* **The task**
The answer must be every line of the records below that holds the word "Explore".

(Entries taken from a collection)
>>>

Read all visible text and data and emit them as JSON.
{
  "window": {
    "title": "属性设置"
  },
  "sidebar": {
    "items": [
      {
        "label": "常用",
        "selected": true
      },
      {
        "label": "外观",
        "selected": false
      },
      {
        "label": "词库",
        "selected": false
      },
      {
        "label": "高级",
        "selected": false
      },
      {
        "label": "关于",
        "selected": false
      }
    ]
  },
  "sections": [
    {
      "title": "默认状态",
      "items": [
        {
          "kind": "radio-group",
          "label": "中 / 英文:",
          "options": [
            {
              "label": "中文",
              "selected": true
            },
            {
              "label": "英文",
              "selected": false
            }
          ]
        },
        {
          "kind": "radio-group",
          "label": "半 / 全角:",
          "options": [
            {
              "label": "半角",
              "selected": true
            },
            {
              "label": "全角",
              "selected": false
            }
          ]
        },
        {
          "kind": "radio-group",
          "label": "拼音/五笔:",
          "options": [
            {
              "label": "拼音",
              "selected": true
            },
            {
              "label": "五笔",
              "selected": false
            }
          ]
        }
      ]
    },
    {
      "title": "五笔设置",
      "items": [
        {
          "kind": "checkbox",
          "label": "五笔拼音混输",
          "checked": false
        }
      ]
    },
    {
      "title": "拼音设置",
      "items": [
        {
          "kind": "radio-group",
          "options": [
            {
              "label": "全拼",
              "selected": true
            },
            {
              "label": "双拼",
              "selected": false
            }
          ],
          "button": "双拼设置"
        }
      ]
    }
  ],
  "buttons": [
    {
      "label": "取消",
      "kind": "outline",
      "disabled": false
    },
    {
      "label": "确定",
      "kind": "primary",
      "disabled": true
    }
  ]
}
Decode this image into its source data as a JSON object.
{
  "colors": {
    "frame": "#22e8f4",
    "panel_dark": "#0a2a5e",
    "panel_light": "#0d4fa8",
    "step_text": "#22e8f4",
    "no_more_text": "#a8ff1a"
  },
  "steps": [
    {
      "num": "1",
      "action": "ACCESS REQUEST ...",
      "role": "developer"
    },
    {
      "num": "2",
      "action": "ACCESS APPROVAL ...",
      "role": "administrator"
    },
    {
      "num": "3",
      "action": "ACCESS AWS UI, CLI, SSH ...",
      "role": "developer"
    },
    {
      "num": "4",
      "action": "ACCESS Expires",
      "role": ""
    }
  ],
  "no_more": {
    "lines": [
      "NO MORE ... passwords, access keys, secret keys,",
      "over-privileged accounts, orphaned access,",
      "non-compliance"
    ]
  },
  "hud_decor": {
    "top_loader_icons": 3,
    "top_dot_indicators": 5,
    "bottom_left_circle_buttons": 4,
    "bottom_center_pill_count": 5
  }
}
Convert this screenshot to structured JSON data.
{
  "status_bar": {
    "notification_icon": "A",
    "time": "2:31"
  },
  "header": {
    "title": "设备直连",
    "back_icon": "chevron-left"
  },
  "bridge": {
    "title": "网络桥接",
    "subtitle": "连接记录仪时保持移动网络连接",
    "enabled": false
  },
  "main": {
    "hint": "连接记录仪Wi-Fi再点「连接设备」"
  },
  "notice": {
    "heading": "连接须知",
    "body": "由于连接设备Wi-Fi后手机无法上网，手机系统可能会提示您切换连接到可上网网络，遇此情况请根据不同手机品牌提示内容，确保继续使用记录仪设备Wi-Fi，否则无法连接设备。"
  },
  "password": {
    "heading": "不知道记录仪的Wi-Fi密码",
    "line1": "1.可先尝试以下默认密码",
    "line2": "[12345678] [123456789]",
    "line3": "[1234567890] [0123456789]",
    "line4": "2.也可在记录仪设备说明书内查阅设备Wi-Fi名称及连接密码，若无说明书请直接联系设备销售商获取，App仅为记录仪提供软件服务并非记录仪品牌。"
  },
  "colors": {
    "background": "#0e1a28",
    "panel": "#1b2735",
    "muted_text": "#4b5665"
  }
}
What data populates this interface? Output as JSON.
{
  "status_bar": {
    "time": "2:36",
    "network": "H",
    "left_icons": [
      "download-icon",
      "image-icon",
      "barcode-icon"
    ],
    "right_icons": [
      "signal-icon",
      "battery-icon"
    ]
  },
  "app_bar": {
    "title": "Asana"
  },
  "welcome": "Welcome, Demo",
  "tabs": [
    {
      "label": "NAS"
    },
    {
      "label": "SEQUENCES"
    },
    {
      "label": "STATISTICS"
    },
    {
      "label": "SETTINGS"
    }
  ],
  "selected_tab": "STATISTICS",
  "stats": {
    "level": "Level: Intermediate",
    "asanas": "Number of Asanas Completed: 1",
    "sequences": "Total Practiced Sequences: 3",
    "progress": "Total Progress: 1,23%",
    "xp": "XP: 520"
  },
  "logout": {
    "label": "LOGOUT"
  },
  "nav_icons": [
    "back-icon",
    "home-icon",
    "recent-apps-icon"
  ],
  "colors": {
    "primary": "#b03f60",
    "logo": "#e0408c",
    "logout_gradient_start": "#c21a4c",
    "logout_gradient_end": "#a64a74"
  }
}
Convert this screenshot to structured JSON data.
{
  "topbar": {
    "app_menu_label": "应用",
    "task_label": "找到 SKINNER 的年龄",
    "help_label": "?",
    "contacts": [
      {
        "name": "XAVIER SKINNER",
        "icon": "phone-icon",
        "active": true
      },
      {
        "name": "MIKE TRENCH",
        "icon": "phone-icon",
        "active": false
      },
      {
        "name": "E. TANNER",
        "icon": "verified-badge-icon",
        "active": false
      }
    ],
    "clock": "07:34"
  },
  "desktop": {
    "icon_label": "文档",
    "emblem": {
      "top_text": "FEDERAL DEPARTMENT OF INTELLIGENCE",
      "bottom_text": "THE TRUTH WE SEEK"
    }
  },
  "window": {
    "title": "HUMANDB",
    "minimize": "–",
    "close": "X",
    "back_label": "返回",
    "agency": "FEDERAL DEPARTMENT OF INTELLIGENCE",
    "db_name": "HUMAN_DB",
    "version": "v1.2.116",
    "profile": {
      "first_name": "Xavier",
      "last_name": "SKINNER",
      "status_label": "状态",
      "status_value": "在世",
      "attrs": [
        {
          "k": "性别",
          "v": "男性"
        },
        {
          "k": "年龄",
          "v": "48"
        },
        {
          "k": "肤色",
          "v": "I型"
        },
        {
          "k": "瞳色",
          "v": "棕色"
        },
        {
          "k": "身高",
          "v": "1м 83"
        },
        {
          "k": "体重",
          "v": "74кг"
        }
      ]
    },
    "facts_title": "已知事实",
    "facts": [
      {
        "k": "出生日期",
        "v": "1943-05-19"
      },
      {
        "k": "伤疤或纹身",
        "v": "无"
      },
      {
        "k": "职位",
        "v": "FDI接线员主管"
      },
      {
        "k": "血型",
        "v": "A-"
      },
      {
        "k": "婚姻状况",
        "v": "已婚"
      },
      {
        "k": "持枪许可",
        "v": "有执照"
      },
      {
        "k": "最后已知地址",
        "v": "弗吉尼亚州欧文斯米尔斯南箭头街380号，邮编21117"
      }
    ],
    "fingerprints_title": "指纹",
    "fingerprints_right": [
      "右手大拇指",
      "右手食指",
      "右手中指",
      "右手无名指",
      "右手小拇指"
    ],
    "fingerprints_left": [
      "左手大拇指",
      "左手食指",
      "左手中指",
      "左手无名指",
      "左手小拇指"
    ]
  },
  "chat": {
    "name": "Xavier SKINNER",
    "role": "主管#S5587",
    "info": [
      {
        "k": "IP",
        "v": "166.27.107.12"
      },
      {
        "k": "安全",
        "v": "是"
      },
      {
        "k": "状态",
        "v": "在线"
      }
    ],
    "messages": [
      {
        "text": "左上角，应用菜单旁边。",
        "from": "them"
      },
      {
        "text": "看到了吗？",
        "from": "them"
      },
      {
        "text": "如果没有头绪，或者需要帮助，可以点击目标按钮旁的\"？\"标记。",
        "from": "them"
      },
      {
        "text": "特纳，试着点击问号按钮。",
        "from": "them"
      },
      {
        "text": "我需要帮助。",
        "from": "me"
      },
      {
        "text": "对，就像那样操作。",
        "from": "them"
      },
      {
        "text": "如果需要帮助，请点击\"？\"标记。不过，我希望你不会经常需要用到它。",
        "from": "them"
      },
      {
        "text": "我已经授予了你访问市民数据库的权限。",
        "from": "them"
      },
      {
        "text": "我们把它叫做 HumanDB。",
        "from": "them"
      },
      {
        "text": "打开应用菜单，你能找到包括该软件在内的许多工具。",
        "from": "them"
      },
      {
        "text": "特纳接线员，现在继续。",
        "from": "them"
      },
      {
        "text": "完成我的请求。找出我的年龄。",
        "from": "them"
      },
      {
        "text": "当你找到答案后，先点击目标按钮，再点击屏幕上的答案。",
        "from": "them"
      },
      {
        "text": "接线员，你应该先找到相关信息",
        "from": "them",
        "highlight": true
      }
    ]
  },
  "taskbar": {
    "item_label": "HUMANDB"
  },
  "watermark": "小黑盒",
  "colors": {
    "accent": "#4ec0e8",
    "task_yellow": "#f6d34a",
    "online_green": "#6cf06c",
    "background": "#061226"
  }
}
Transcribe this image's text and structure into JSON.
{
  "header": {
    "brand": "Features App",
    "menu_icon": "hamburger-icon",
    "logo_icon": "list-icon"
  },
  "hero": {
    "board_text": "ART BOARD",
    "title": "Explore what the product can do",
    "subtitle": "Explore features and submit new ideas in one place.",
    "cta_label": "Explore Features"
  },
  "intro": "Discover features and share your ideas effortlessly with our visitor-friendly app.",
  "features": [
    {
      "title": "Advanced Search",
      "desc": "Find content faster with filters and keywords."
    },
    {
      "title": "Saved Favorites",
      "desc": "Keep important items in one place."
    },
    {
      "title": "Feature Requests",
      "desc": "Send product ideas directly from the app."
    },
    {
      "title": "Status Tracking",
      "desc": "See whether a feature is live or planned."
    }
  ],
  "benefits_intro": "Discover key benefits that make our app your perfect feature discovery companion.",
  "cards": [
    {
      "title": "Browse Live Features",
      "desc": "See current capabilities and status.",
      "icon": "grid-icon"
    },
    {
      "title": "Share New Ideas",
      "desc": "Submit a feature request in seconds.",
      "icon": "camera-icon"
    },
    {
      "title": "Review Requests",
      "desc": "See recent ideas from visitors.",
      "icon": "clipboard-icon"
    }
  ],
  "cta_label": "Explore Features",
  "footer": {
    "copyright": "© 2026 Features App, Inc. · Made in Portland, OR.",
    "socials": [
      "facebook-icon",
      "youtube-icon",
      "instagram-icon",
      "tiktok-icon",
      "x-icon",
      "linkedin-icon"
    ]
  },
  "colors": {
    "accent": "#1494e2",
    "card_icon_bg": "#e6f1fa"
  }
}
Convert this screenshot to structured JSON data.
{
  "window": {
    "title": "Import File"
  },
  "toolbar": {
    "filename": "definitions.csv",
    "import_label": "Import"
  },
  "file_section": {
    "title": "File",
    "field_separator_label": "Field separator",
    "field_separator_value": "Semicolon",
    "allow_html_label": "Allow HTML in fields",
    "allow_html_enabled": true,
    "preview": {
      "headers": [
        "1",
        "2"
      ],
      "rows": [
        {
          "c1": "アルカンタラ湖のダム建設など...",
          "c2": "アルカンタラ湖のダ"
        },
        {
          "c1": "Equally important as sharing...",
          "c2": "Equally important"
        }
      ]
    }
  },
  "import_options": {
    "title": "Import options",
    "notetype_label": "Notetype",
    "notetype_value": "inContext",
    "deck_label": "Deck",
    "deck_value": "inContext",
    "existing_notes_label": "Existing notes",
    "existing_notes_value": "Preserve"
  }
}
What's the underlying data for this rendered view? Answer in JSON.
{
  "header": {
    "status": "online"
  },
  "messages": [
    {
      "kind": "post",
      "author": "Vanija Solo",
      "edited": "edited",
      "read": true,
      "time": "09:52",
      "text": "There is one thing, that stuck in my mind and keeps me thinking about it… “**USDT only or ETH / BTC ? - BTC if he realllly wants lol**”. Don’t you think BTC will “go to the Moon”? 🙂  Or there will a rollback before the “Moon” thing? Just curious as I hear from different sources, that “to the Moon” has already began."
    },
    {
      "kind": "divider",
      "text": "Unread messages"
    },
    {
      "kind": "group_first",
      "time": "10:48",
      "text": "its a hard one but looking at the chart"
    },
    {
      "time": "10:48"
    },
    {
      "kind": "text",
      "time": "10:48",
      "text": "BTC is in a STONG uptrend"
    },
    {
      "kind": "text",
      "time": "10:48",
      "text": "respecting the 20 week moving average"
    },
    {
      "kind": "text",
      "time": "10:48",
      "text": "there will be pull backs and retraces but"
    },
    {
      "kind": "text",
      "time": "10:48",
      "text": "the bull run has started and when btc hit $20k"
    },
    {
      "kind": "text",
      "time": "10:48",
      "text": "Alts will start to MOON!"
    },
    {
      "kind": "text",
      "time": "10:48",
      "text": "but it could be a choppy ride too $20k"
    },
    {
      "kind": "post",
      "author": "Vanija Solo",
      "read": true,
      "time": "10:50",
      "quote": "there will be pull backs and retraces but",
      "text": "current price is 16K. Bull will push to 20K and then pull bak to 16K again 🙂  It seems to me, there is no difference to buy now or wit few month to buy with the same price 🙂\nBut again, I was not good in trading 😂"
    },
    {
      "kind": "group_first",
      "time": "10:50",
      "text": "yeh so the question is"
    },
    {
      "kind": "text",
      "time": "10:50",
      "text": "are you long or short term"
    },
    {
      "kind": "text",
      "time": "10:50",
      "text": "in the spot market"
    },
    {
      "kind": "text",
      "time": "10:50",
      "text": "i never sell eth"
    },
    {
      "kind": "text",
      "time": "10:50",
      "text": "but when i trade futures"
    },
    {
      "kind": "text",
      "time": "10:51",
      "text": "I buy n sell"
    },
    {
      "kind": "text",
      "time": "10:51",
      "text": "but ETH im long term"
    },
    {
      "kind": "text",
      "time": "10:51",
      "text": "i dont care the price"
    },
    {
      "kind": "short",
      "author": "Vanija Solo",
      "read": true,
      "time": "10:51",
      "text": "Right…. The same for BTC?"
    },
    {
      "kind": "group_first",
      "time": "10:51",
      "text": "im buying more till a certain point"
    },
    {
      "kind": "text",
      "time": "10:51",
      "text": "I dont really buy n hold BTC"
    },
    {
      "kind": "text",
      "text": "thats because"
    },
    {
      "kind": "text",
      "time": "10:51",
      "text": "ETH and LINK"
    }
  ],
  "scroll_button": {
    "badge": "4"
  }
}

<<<

* **Output of the task**
    "title": "Explore what the product can do",
    "subtitle": "Explore features and submit new ideas in one place.",
    "cta_label": "Explore Features"
  "cta_label": "Explore Features",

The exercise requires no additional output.